▶ TASK DESCRIPTION
All lines from the entries below that contain the string "icon" should be copied out.

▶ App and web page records
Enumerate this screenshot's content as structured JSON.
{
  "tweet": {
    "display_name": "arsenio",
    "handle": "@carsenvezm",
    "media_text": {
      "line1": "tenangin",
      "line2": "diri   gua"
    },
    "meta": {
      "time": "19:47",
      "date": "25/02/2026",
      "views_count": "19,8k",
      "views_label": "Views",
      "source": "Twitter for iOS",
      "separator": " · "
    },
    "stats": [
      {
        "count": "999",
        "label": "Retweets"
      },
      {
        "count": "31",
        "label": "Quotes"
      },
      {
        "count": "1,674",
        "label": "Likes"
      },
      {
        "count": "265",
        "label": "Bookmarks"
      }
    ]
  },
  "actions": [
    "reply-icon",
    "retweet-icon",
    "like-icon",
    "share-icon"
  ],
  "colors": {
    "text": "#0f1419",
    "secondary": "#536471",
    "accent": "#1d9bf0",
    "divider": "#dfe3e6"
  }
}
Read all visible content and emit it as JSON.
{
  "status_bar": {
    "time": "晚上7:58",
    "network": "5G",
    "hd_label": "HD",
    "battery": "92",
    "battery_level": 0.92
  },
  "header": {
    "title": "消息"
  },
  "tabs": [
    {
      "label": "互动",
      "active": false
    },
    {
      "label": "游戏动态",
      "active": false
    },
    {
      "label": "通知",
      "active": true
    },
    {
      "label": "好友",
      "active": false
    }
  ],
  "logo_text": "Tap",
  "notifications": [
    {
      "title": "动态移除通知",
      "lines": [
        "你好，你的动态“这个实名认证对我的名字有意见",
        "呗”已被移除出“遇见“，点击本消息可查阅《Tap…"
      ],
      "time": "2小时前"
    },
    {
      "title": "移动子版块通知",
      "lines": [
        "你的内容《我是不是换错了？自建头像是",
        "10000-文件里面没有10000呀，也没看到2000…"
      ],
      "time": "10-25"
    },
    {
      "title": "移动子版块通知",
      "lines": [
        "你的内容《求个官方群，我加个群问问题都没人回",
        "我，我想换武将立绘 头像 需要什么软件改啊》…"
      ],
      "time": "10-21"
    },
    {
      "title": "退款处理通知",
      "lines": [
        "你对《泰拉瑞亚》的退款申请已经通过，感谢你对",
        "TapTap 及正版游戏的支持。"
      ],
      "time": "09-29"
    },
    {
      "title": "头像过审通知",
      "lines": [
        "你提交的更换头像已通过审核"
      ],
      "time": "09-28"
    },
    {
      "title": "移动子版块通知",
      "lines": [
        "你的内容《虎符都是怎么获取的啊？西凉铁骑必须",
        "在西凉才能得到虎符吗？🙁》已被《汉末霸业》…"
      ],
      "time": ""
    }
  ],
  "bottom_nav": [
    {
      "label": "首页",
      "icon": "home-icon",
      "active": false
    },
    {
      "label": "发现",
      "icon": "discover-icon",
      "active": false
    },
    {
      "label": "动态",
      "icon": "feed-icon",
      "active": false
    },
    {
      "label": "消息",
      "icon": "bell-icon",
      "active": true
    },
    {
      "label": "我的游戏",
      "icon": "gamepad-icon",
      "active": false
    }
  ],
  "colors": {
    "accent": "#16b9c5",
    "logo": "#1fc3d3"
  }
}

▶ EXPECTED OUTPUT
    "reply-icon",
    "retweet-icon",
    "like-icon",
    "share-icon"
      "icon": "home-icon",
      "icon": "discover-icon",
      "icon": "feed-icon",
      "icon": "bell-icon",
      "icon": "gamepad-icon",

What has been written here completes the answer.